The 19th of August marks World Humanitarian Day (WHD), a day that honors humanitarian aid workers all over the world. This year’s WHD theme is climate change and the Humanitarian Country Team (HCT) is taking this opportunity to remind everyone in Nigeria that we are no longer talking about the possibility of a climate emergency, we are now living through it.
Last year, like every year, humanitarian organizations and workers helped people affected by extreme weather-related events. In West and Central Africa, climate change effects are felt in rising temperatures, droughts, and floods that are affecting people’s livelihood, shelter, and physical and mental well-being.
“The climate emergency is a race that we cannot afford to lose,” said Edward Kallon, Humanitarian Coordinator for Nigeria.
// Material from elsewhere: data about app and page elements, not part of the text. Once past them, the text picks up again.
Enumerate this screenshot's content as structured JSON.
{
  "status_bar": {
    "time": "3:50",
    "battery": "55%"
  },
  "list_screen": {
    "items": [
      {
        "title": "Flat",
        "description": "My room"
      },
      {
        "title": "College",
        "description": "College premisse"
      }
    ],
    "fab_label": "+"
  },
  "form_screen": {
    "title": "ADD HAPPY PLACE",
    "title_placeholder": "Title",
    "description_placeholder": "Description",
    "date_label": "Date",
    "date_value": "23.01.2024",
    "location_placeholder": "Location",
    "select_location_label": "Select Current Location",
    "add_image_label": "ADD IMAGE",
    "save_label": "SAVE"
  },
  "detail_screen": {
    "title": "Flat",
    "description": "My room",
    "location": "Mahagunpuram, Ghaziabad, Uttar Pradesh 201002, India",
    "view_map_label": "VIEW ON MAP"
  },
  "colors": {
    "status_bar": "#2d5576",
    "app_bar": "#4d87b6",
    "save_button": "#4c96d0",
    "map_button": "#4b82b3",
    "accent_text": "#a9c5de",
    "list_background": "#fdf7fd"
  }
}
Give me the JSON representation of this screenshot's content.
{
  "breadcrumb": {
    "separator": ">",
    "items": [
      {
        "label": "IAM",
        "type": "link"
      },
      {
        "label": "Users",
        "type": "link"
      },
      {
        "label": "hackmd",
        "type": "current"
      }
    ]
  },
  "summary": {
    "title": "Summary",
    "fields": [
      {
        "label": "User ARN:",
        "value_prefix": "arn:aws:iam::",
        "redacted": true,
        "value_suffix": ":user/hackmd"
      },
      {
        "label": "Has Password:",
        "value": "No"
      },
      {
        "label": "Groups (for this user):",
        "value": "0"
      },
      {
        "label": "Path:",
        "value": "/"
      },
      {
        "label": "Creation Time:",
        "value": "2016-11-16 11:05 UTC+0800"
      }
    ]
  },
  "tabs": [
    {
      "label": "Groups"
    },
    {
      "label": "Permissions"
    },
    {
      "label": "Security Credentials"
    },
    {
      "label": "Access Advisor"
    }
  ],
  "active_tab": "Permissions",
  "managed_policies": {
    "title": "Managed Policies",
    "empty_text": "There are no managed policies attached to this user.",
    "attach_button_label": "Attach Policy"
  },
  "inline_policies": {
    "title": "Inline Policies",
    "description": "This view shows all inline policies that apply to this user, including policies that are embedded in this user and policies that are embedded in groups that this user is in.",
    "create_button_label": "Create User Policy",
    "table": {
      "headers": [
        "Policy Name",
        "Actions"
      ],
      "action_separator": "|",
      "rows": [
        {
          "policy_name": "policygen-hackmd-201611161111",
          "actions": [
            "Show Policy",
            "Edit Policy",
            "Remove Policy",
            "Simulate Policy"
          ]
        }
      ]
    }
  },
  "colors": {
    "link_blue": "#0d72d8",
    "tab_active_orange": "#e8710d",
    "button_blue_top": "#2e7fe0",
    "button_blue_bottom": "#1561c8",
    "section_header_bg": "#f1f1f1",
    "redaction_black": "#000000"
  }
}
“Extreme stress, property loss, and food/water scarcity contribute to community conflict over resources, leading to increased incidences of community tensions and farmer-herder violence in northeast Nigeria,” he continues.
Nigeria has experienced the highest number of fatalities from conflicts between farmers and herders concentrated in the northwestern, Middle Belt, and more recently in southern states.
Effects of climate change in the north-east and raising awareness
The impact of climate change has significantly increased in West and Central Africa over the past 10 years with geographic concentrations in northeast Nigeria. Here, people struggle to access food and suffer from climatic shocks that are negatively affecting food crops, driving up food prices. The economic decline has drastically reduced the buying power of communities to secure even the basics.
The climate emergency is a race that we cannot afford to lose
Climate effects also strongly impact humanitarian access. Extreme weather resulting from climate conditions can delay the delivery of life-saving assistance and place humanitarian workers at great risk. As climate patterns become more volatile, heavy rains result in frequent flash floods, making it more difficult to mount a timely response. The security situation in the northeast is still precarious with ongoing attacks on humanitarian assets, infrastructure and personnel.
Climate hazards especially affect women and girls, who often bear a disproportionate burden to provide for their families by going without food and other means of sustenance. As droughts make water even more scarce, women and girls are forced to walk longer distances to obtain potable water, increasing their exposure to sexual harassment and assault as they travel to bring back these essentials.
“Time is already running out for millions of vulnerable people in the north-east, we need to act now,” said Mr. Kallon. “Men, women and children who have who have contributed least to this climate emergency are, sadly, the most affected.”
There will be several environmental/climate change events happening simultaneously during WHD, as Borno, Adamawa, and Yobe states will engage in tree planting, trash pick-up in communities, and open discussions on local radio on what actions people can take to fight the effects of climate change. The UN and partners have also enlisted the support of national climate change and environmental influencers to spread the message on social media through interactive sessions.
Meaningful climate action is needed as climate change will continue to detrimentally affect access to clean water, food, and other resources, resulting in adverse effects on the safety and well-being of communities in the northeast BAY states. As we head rapidly towards the end of the year, funding levels do no match the increasing needs—the Humanitarian Response Plan remains only 33% funded—while the total ask is over USD1billion.
Fragile contexts, most affected
Climate is changing everywhere, but people living in fragile contexts are affected all the more. Climate change and conflict are a toxic combination, causing mass displacement, disrupting food production and food supply deliveries, increasing risks to diseases and worsening already chronic malnutrition.
The climate crisis is a humanitarian crisis, and the humanitarian system has an important role in the fight against climate emergencies. It must advocate for affected vulnerable people and offer solutions to help anticipate specific climatic shocks, such as storms, floods, or droughts, and to mitigate their humanitarian impact. The crisis requires both global and local action.
To address the increasing risks of living in a warmer world, we must become “climate-smart.” This could include taking anticipatory action ahead of a crisis, based on early warnings. The Risk-informed Early Action Partnership (REAP), launched at the UN Climate Action Summit in 2019, aims to make 1 billion people safer from disaster by 2025. The partnership between climate, humanitarian, and development communities will drive a systemic shift towards acting earlier to reduce the impacts of disasters, mobilize commitments and inspire action.
“We cannot afford to accept climate disasters as inevitable. We are in the most important race of our lives. And, together, we can make meaningful changes to mitigate the effects of climate change.” said Mr. Kallon.